National Highway Traffic Safety Administration (NHTSA) has reported that the car companies Kia and Hyundai have had even more complaints by the customers. Many have filed complaints concerning engines, which caused another great recall.
Many new complaints have forced these two automakers into another big recall, this time 1.2 million of their cars are at stake. The first recall was back in 2015, but additional engine failures have arrived and the companies were forced to act. The models that are affected are 2011–2013 Kia Sportage, 2012–2014 Sorento, 2011–2014 Optima, and also 2013–2014 Hyundai Sonata and Santa Fe.
It has been said that metal shavings have been found within the oil passages and that the crankpins are not in their best conditions either, so, the oil gets blocked and the connecting rod starts wearing off. This leads to failure of the entire engine, and the whole car becomes useless.

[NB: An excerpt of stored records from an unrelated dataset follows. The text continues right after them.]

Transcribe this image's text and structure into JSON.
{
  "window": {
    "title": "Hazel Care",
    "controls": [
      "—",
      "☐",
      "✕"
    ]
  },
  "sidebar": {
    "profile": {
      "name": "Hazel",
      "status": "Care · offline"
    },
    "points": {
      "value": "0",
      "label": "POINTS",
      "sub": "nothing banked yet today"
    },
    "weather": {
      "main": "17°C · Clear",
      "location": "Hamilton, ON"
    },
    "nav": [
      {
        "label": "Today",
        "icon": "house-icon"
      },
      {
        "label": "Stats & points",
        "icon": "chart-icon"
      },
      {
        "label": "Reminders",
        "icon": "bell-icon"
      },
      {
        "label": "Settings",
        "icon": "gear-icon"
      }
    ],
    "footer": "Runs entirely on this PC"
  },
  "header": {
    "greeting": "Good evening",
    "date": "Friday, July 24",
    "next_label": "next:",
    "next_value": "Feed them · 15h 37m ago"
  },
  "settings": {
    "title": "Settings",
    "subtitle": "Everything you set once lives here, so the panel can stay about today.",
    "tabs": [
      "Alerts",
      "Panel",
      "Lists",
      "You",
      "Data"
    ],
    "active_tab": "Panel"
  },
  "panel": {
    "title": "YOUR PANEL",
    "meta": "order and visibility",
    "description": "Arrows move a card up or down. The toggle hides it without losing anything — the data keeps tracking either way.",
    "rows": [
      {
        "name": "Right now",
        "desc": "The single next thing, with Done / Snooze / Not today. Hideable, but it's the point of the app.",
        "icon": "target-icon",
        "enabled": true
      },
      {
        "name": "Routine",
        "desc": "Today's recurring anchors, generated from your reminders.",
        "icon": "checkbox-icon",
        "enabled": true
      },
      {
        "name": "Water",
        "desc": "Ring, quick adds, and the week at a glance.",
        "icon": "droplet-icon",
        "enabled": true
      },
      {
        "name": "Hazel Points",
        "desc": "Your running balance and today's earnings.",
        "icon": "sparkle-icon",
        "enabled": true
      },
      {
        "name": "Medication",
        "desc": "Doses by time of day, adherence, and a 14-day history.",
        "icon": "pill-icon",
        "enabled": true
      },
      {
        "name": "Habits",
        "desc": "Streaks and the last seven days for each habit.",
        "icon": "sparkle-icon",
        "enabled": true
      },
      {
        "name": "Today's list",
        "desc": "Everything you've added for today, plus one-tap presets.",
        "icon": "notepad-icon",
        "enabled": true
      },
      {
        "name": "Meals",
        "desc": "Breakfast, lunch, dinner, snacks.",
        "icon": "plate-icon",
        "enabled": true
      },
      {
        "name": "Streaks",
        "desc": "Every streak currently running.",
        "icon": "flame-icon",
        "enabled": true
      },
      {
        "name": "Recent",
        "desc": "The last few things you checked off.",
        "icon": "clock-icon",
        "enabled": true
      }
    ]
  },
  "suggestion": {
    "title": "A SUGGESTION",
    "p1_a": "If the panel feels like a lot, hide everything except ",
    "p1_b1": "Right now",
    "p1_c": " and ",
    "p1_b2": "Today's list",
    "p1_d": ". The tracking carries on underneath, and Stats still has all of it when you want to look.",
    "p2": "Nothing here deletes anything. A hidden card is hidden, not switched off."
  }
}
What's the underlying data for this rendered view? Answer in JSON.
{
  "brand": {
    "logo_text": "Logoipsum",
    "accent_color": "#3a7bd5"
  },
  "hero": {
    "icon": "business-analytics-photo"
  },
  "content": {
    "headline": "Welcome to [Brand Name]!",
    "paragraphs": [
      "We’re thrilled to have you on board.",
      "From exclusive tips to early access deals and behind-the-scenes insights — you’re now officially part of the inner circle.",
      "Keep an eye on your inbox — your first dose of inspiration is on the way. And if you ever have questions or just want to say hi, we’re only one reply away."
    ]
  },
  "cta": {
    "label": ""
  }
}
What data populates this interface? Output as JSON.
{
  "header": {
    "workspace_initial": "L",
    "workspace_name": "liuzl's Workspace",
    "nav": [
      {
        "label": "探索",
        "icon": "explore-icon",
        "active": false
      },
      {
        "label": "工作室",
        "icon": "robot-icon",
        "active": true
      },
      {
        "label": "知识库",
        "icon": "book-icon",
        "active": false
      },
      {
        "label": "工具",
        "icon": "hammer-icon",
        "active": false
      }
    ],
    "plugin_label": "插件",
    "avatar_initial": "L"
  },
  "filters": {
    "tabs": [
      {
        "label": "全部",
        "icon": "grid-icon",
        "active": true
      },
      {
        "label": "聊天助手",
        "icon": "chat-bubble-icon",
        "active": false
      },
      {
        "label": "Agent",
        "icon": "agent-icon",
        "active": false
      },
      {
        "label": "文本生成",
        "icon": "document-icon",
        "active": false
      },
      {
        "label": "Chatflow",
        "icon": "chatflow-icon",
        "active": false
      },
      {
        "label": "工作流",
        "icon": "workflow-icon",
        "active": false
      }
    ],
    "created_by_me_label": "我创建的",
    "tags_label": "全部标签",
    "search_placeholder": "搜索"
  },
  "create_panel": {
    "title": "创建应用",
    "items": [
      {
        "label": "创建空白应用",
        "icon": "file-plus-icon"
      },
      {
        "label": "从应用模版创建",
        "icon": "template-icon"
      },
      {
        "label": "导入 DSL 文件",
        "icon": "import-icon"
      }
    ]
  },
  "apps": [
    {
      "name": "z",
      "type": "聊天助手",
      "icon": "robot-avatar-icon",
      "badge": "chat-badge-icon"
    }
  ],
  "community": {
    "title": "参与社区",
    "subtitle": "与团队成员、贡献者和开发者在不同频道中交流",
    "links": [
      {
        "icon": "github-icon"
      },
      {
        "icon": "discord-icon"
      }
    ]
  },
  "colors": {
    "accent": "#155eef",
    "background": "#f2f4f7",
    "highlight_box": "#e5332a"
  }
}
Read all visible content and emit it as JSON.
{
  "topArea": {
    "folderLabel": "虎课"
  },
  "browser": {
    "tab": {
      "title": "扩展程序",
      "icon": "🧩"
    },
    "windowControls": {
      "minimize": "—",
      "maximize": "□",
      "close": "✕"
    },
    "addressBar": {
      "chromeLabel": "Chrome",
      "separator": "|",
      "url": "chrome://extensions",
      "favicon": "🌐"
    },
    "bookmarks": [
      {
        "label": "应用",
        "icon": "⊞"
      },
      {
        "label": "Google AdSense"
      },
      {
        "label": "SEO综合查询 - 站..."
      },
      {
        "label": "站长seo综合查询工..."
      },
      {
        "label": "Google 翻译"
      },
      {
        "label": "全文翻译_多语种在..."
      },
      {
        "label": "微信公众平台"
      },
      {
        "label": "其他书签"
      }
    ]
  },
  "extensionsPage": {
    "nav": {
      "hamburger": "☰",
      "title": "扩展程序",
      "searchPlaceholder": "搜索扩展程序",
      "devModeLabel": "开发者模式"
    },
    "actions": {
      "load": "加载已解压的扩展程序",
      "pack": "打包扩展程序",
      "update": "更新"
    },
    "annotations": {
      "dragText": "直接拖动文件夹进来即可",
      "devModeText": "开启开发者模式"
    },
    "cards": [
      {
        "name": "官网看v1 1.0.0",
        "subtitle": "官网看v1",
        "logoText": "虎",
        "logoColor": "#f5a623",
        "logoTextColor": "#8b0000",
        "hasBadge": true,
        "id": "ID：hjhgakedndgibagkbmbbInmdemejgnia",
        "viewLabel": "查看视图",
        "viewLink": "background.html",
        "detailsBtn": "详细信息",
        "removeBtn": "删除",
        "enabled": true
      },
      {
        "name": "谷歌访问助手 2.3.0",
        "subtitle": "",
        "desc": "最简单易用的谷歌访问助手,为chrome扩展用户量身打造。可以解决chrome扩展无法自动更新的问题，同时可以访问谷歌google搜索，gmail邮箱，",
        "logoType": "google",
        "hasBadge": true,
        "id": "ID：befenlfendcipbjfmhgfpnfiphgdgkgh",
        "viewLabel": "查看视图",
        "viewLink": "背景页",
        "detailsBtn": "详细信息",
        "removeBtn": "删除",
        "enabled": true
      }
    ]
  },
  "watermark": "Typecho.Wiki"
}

This is the repetition of the exactly the same problem that already occurred back in 2015 when Hyundai was forced to recall 470,000 Sonata sedans from both 2011 and also 2012. The company had to extend the warranty on the powertrain, which means that the original-owner-10-year/100,000-mile deal had to be extended to 120,000 miles, and that was supposed to cover all subsequent owners.
Two kinds of engines were affected back then, a 2.4-liter GDI (Gasoline Direct Injection), and 2.0-liter four-cylinders that were used in 2011 Kia Optima and Sportage, and also in the Hyundai Sonata.
Hyundai has finally managed to settle a lawsuit concerning 2011-2014 Sonata. The company was sued by the Sonata owners after they had to pay thousands of dollars for the car repairs since the dealers weren’t honoring their warranty service. This has happened because the dealers thought that the improper owner maintenance was the problem. The problem was posted on the owner forums, and after they decided to act, the law firm Girard Gibbs has also entered the picture.
Kia, of course, began its own investigation after the Hyundai recall in January 2016, and the problems were found across their vehicle range. Warranties were offered to the owners of Sportage, Optima, and Sorento, and Kia also urged the dealers not to refuse their customers’ warranty only because they weren’t able to provide records of making oil changes.
Also, owners are told to report any serious engine issues, such as the activation of the check-engine light, an oil-pressure warning, or even a knocking sound heard from the engine. If any of these start to happen, the owners may have a right to receive a new engine. All of the reported vehicles will be inspected, but the replacement may include stripping some of the parts of the engine and installing them on the replacement engine. Both Kia and Hyundai have reported no injuries, or any sort of accident so far, and the recall is expected to start in May.